For it s initial data center in Stockton, Nautilus converted an old barge into a datacenter platform housing pre-fabricated modules. For its new builds, Nautilus has worked with Seattle’s Elliott Bay Design Group to design a custom floating data platform.
“We worked with them to design a standardized platform that’s very simple and very easy and cost-effective to build,” said Pfleging. “We have three shipyards in the US that are ready to turn this out for us.
“We found out that we spent more money retrofitting an existing vessel then building new,” he continued. “It helps the total project timeline as well as the budget by designing a purpose-built ship.”
Marseilles has emerged as an important gateway to Africa and the Middle East, serving as the landing point for multiple subsea cables. A cross-border expansion by Germany’s DE-CIX helped boost the connectivity ecosystem of Marseilles, which sits on the Mediterranean coastline. There are 14 subsea cables currently landing in Marseille and five to 10 additional cables expected to land within the next five years.
The Marseille site location is less than three kilometers from the nearest cable landing station and close to other major access points.
“As France’s second largest data center market, we didn’t want to bring just any data center to our location,” said Hervé Martel, Chief Executive Officer of the Marseille Port Authority. “We wanted to bring a data center that truly considers its effect on the community. A data center that doesn’t waste our resources and runs with less power. We’re very proud to have Nautilus as a partner.”
“Marseilles has become a really hot market,” said Pfleging. “The port of Marseille has been fantastic to work with. It’s important that people understand what we’re doing.”
The Road – or Waterway – Ahead
Last year Nautilus opened its first site in the Port of Stockton in California with a 7-megawatt data vessel. Nautilus has said the site has a handful of customers, but Backblaze is the first to be publicly announced.
Although the Stockton facility is water-based, Nautilus used a land-based design for its second project, a $300 million data center project in Maine that taps a reservoir to create a gravity-fed cooling system for high performance computing. The Maine facility will use the topography of a former paper mill in Millinocket in a gravity-fed design that reduces the need to use energy for pumps.
The new sites expand Nautilus’ footprint and make it clear that the Maine project was an expansion of its capabilities, and not a shift away from floating facilities. As its footprint continue to grow, Nautilus is clearly moving beyond notions of its design as a novelty.
“The addition of these two new locations to our portfolio reinforces our commitment to setting new, and higher, standards for performance, efficiency, sustainability, and global scalability,” said Pfleging. “We’re all about speed to market while reducing environmental impact In each of our facilities.

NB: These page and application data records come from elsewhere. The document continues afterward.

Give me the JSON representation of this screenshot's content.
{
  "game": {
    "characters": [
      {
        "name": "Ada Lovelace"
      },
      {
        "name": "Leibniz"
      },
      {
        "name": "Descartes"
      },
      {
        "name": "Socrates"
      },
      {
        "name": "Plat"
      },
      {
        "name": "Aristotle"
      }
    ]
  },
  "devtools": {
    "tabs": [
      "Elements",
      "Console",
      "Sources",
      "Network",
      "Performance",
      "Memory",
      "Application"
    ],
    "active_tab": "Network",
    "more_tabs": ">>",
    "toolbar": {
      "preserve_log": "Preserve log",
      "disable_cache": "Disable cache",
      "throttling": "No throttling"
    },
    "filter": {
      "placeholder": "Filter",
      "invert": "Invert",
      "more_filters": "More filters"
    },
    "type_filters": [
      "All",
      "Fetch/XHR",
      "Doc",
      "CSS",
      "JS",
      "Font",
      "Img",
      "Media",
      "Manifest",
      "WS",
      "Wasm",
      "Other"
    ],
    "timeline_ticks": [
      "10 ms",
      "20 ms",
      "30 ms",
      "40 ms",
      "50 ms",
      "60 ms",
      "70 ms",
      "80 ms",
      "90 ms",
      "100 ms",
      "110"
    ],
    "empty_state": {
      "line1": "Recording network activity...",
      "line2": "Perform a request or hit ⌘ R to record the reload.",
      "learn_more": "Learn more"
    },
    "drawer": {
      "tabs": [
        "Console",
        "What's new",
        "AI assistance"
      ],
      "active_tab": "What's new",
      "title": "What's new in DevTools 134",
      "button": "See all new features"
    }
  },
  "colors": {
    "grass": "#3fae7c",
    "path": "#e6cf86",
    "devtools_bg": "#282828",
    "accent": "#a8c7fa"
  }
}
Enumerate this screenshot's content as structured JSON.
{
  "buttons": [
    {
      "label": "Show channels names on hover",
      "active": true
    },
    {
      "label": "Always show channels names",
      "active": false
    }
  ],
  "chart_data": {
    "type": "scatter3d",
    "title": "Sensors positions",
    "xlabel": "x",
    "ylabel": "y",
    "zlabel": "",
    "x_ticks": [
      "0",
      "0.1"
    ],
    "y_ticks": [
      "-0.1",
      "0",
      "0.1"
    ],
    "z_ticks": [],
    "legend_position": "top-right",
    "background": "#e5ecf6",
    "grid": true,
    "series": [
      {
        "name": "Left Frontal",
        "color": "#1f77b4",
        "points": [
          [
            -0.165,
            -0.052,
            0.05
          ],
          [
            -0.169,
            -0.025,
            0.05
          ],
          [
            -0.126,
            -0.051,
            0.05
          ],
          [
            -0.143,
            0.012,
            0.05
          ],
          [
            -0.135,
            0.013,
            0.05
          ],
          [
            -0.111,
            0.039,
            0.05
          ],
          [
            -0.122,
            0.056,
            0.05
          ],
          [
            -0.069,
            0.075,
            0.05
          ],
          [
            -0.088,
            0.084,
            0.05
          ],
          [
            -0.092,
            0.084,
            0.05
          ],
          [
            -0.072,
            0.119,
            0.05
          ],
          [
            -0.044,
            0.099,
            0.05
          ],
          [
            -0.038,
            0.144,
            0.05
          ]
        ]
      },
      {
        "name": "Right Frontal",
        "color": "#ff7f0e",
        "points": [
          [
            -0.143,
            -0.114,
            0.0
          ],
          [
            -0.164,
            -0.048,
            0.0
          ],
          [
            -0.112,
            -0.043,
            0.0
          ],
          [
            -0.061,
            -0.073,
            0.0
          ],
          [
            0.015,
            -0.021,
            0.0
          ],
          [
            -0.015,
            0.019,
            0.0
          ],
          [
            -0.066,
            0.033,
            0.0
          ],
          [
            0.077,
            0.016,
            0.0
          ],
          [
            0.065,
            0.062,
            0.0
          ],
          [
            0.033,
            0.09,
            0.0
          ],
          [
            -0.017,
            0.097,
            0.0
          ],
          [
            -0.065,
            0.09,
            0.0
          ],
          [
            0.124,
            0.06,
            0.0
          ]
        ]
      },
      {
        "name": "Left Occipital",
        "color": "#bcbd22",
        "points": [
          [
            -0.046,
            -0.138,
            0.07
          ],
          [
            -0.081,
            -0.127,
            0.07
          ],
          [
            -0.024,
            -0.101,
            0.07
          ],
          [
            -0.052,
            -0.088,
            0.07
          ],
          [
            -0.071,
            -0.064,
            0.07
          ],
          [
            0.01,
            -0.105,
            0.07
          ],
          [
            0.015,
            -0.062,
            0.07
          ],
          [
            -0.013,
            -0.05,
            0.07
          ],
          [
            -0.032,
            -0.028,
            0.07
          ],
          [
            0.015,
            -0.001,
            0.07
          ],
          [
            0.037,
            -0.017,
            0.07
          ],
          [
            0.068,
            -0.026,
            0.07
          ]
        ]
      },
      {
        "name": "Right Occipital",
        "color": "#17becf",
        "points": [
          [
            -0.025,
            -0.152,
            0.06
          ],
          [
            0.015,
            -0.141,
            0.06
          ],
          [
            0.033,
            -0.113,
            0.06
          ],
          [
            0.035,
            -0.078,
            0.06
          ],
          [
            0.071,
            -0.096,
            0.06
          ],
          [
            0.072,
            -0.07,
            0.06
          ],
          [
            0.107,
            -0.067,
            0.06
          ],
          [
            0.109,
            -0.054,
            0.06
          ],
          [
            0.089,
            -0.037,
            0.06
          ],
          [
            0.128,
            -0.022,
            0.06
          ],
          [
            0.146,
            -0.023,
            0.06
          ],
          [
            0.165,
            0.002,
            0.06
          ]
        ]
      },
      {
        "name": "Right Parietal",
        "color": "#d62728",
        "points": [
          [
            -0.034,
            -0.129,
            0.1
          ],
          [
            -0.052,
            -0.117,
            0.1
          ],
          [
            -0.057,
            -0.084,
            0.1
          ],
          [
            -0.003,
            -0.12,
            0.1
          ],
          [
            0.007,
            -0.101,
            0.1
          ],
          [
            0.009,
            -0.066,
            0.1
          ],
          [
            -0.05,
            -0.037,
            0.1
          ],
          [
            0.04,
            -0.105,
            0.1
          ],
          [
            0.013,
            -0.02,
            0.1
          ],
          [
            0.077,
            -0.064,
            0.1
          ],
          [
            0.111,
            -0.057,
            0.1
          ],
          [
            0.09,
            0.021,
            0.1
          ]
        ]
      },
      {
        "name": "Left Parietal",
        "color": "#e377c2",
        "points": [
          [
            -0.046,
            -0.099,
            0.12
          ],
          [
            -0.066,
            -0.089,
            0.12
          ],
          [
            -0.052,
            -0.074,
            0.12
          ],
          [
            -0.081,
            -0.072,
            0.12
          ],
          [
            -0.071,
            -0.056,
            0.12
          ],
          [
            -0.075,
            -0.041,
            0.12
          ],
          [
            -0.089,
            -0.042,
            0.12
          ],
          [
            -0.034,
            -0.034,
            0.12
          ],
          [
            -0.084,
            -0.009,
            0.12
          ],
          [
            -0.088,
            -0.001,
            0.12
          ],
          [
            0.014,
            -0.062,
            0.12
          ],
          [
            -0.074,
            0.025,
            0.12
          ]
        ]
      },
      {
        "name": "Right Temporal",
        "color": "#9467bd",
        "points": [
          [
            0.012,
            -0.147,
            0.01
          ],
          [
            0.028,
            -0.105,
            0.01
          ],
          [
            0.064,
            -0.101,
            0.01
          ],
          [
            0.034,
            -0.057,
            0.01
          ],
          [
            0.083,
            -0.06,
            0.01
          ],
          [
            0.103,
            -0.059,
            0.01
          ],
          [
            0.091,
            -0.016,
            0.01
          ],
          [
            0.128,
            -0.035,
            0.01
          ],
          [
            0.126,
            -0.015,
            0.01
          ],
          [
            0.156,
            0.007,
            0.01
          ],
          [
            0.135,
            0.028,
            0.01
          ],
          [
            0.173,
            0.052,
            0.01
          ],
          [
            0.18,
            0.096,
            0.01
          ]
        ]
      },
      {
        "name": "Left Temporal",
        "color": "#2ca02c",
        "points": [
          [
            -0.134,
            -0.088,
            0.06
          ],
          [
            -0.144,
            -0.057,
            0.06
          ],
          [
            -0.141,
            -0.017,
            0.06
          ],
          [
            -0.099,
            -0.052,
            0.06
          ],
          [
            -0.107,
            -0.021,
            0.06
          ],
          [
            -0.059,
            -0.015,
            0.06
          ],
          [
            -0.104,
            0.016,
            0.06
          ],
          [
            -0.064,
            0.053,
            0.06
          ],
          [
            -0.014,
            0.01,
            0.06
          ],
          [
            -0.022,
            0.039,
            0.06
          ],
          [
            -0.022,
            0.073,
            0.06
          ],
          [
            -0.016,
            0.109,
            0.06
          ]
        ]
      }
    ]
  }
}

Customers can utilize bespoke solutions within the design and have the option to choose hot aisle containment, rear-door cooling, immersion, or direct-to-chip liquid cooling within the data hall.”
In early projects, Nautilus has used a rear-door cooling unit that can support unusual density, allowing customers to get more data center capacity per square foot of real estate. In its new sites, Nautilus offers customers a choice of rear-door cooling, immersion, direct-to-chip or air cooling. It recently partnered with Hypertec and Submer to offer immersion cooling solutions for HPC.
In the Nautilus cooling design, cool water from the river will enter through an intake several feet below the barge. The intake water is filtered to eliminate contaminants, and then moves to the heat exchanger. A fresh water cooling loop on the other side of the heat exchanger feeds the cooling systems on the racks or tanks. The intake system can work with any type of water – salt or brackish, fresh water or grey (recycled) water. The water is returned to its source with “negligible” thermal impact, the company says. The Nautilus team worked with federal, state, and local environmental officials to secure regulatory approvals to operate in California.